» **TO DO**: Work through the data line by line, gathering every line that has the word "created".

» **GIVEN RECORDS**:

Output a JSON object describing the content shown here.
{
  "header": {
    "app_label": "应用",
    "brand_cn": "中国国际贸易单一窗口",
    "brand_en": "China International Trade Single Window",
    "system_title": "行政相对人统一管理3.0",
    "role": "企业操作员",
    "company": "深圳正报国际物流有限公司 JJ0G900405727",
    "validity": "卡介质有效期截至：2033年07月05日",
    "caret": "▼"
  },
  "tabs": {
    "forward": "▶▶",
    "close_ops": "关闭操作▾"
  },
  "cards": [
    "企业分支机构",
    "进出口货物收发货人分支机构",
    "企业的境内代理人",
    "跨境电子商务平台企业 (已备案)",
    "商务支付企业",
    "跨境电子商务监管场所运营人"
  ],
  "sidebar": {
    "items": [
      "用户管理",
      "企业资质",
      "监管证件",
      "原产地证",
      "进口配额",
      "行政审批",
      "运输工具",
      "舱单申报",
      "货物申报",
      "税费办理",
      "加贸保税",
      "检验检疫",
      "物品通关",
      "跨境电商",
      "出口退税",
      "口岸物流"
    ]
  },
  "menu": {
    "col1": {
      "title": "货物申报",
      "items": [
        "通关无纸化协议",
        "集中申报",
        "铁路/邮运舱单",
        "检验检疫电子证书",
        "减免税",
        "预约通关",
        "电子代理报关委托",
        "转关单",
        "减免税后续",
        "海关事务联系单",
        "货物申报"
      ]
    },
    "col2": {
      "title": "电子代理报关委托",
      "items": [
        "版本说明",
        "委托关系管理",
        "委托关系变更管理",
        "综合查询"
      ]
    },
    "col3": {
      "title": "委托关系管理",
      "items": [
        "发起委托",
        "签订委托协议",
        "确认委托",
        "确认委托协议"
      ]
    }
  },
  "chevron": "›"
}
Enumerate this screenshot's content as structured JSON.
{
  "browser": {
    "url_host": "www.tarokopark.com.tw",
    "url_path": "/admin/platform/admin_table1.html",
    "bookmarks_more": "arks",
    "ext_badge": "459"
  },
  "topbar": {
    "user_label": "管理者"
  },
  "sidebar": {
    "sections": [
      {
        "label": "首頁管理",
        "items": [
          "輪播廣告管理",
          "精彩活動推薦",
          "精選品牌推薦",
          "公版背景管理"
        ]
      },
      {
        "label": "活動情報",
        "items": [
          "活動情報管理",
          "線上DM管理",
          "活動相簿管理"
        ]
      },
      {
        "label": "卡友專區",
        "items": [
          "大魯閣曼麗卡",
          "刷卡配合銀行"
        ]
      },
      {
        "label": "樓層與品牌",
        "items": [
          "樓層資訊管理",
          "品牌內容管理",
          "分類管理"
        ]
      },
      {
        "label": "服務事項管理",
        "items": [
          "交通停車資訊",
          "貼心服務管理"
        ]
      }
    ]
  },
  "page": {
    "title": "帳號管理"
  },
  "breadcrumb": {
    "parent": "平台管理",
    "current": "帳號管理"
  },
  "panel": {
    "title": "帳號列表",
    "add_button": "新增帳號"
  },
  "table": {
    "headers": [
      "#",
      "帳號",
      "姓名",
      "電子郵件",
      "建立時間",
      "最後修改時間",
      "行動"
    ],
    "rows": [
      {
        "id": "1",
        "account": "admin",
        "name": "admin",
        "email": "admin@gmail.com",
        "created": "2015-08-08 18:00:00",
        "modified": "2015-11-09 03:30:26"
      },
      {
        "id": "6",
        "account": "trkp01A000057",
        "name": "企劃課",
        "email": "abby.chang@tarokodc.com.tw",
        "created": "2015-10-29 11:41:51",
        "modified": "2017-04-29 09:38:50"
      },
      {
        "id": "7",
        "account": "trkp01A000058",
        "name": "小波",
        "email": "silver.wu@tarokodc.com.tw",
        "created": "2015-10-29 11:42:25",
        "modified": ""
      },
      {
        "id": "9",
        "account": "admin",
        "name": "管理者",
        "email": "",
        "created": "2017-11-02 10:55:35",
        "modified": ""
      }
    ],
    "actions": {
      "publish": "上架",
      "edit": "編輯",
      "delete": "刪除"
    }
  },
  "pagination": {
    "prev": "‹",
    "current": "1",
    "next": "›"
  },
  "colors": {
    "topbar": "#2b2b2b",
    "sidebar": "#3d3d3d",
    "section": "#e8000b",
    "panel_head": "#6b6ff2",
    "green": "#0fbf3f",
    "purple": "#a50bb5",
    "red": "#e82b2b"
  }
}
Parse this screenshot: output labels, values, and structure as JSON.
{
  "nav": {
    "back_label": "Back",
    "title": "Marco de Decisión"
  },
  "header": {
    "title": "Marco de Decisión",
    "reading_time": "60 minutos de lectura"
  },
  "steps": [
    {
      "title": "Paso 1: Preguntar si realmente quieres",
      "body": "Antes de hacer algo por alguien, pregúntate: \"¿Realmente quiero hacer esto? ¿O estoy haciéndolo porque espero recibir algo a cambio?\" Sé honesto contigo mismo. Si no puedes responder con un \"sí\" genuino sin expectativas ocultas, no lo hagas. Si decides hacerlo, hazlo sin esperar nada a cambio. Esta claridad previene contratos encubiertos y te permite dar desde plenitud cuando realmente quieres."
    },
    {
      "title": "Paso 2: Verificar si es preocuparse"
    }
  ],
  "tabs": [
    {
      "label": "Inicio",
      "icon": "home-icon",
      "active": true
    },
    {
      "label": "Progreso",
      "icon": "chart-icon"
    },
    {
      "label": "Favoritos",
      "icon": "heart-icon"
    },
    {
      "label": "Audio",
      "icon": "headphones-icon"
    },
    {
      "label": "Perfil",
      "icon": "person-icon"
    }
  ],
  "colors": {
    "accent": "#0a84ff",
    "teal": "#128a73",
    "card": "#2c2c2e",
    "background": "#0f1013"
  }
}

» **SOLVED EXERCISE**:
        "created": "2015-08-08 18:00:00",
        "created": "2015-10-29 11:41:51",
        "created": "2015-10-29 11:42:25",
        "created": "2017-11-02 10:55:35",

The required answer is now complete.